White Sands Missile Range, New Mexico – October 8, 2023
In a groundbreaking endeavor, NASA has revealed its plans for the upcoming annular solar eclipse on October 14, 2023, which will be marked by a celestial spectacle – the mesmerizing ‘ring of fire.’ Spearheading this ambitious project is Dr. Aroh Barjatya, an esteemed Indian-origin scientist and a Professor of Engineering Physics at Embry-Riddle Aeronautical University in Florida. Dr. Barjatya, also the Director of the Space and Atmospheric Instrumentation Lab (SAIL), is set to lead the Atmospheric Perturbations around the Eclipse Path (APEP) sounding rocket mission.
Unravelling the Eclipse Mysteries: APEP Mission Takes Flight
The APEP mission, set to launch three rockets from NASA’s White Sands Test Facility in Las Cruces, New Mexico, aims to explore the intricacies of the upper atmosphere during the eclipse phenomenon. One rocket will be launched 35 minutes before the eclipse, another during the eclipse, and the third 35 minutes after the event. The primary objective is to observe how the sudden reduction in sunlight during the eclipse impacts Earth’s ionosphere.
NASA scientists anticipate a decrease in the ionosphere’s temperature and density during the eclipse, leading to wave-like disturbances. These disturbances have the potential to disrupt crucial satellite communications and GPS systems. Dr. Barjatya emphasizes the significance of understanding these perturbations, highlighting that all satellite communications pass through the ionosphere before reaching Earth.
Rockets as Precision Instruments: The Science Behind APEP
To achieve their objectives, the APEP team has strategically chosen sounding rockets, capable of offering precise measurements from multiple locations in the ionosphere during a solar eclipse. The rockets will be equipped with small scientific instruments designed to record changes in electric and magnetic fields, density, and temperature. Positioned just outside the path of annularity, where the Moon directly aligns with the Sun, these rockets will gather data at altitudes ranging from 45 to 200 miles above Earth’s surface.
A Glimpse into the Future: A Subsequent Launch on the Horizon
The APEP project doesn’t end with the October 14 mission. Plans are underway for a subsequent launch from NASA’s Wallops Flight Facility in Virginia on April 8, 2024, coinciding with a total solar eclipse sweeping across the United States. This launch will offer an opportunity to assess the broader effects of an eclipse, albeit from a greater distance compared to the October annular eclipse.

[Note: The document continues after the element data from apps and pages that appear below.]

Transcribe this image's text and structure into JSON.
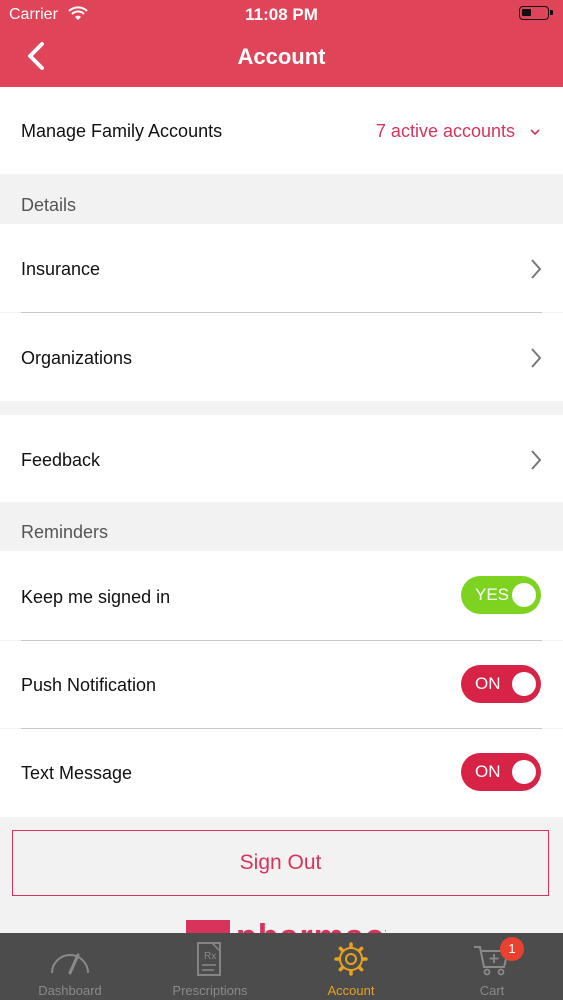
{
  "status_bar": {
    "carrier": "Carrier",
    "time": "11:08 PM"
  },
  "nav": {
    "title": "Account"
  },
  "family": {
    "label": "Manage Family Accounts",
    "value": "7 active accounts"
  },
  "details": {
    "header": "Details",
    "items": [
      {
        "label": "Insurance"
      },
      {
        "label": "Organizations"
      }
    ]
  },
  "feedback": {
    "label": "Feedback"
  },
  "reminders": {
    "header": "Reminders",
    "items": [
      {
        "label": "Keep me signed in",
        "toggle": "YES",
        "color": "#7ed321"
      },
      {
        "label": "Push Notification",
        "toggle": "ON",
        "color": "#d72345"
      },
      {
        "label": "Text Message",
        "toggle": "ON",
        "color": "#d72345"
      }
    ]
  },
  "signout": {
    "label": "Sign Out"
  },
  "brand": {
    "name": "pharmacy"
  },
  "tabs": [
    {
      "label": "Dashboard",
      "icon": "gauge-icon"
    },
    {
      "label": "Prescriptions",
      "icon": "rx-document-icon"
    },
    {
      "label": "Account",
      "icon": "gear-icon",
      "active": true
    },
    {
      "label": "Cart",
      "icon": "cart-icon",
      "badge": "1"
    }
  ],
  "colors": {
    "header": "#e04458",
    "accent": "#d8345b",
    "active_tab": "#e6a31e",
    "tabbar": "#4c4c4c"
  }
}
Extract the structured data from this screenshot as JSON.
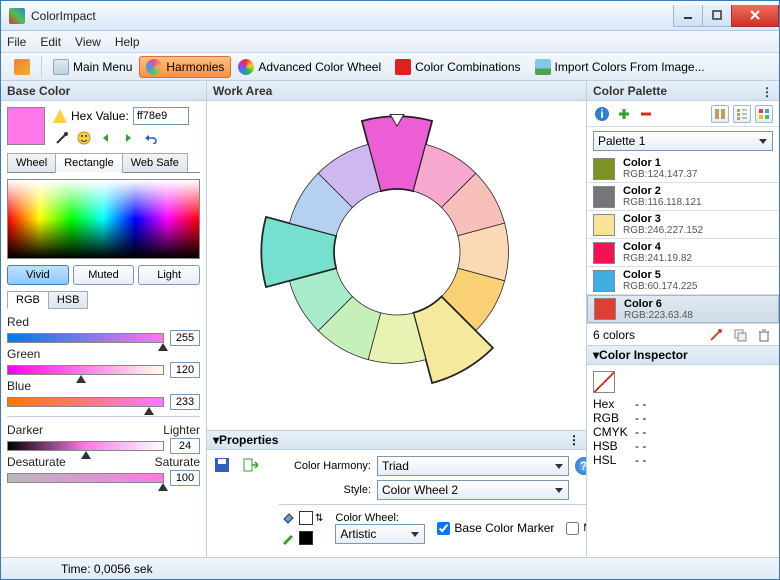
{
  "window": {
    "title": "ColorImpact"
  },
  "menu": {
    "file": "File",
    "edit": "Edit",
    "view": "View",
    "help": "Help"
  },
  "toolbar": {
    "main_menu": "Main Menu",
    "harmonies": "Harmonies",
    "adv_wheel": "Advanced Color Wheel",
    "combos": "Color Combinations",
    "import_img": "Import Colors From Image..."
  },
  "left": {
    "header": "Base Color",
    "hex_label": "Hex Value:",
    "hex_value": "ff78e9",
    "swatch_color": "#ff78e9",
    "tabs": {
      "wheel": "Wheel",
      "rect": "Rectangle",
      "websafe": "Web Safe"
    },
    "variant": {
      "vivid": "Vivid",
      "muted": "Muted",
      "light": "Light"
    },
    "model_tabs": {
      "rgb": "RGB",
      "hsb": "HSB"
    },
    "sliders": {
      "red": {
        "label": "Red",
        "value": "255"
      },
      "green": {
        "label": "Green",
        "value": "120"
      },
      "blue": {
        "label": "Blue",
        "value": "233"
      }
    },
    "dl": {
      "left": "Darker",
      "right": "Lighter",
      "value": "24"
    },
    "ds": {
      "left": "Desaturate",
      "right": "Saturate",
      "value": "100"
    }
  },
  "center": {
    "header": "Work Area",
    "props": {
      "header": "Properties",
      "harmony_label": "Color Harmony:",
      "harmony_value": "Triad",
      "style_label": "Style:",
      "style_value": "Color Wheel 2",
      "wheel_label": "Color Wheel:",
      "wheel_value": "Artistic",
      "base_marker": "Base Color Marker"
    }
  },
  "right": {
    "header": "Color Palette",
    "palette_name": "Palette 1",
    "items": [
      {
        "name": "Color 1",
        "rgb": "RGB:124.147.37",
        "hex": "#7c9325"
      },
      {
        "name": "Color 2",
        "rgb": "RGB:116.118.121",
        "hex": "#747679"
      },
      {
        "name": "Color 3",
        "rgb": "RGB:246.227.152",
        "hex": "#f6e398"
      },
      {
        "name": "Color 4",
        "rgb": "RGB:241.19.82",
        "hex": "#f11352"
      },
      {
        "name": "Color 5",
        "rgb": "RGB:60.174.225",
        "hex": "#3caee1"
      },
      {
        "name": "Color 6",
        "rgb": "RGB:223.63.48",
        "hex": "#df3f30"
      }
    ],
    "count": "6 colors",
    "inspector": {
      "header": "Color Inspector",
      "rows": {
        "hex": {
          "k": "Hex",
          "v": "- -"
        },
        "rgb": {
          "k": "RGB",
          "v": "- -"
        },
        "cmyk": {
          "k": "CMYK",
          "v": "- -"
        },
        "hsb": {
          "k": "HSB",
          "v": "- -"
        },
        "hsl": {
          "k": "HSL",
          "v": "- -"
        }
      }
    }
  },
  "status": {
    "time": "Time: 0,0056 sek"
  },
  "chart_data": {
    "type": "pie",
    "title": "Color Harmony Wheel (Triad)",
    "categories": [
      "magenta",
      "rose",
      "red-pink",
      "peach",
      "orange",
      "yellow",
      "yellow-green",
      "green",
      "teal-green",
      "teal",
      "blue",
      "violet"
    ],
    "colors": [
      "#ec5fd4",
      "#f6a8cf",
      "#f7bfb9",
      "#fbd9b5",
      "#f9d174",
      "#f5e99e",
      "#e8f3b3",
      "#c6efb9",
      "#a8eccb",
      "#75e0cd",
      "#b5d0f0",
      "#cdb9ef"
    ],
    "highlighted_indices": [
      0,
      5,
      9
    ],
    "base_color_index": 0
  }
}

Significance of APEP: Advancing Space-Based Research
NASA’s APEP mission under the guidance of Dr. Barjatya represents a significant leap forward in space-based research. By unraveling the mysteries of eclipses and their impact on Earth’s ionosphere, scientists aim to enhance our understanding of space weather, ultimately benefiting satellite communications and navigation systems that society heavily relies upon.
As the world eagerly anticipates the celestial marvel on October 14, scientists and researchers, led by Dr. Aroh Barjatya, stand prepared to delve into the heart of the eclipse, unraveling its secrets and advancing our knowledge of Earth’s atmospheric phenomena.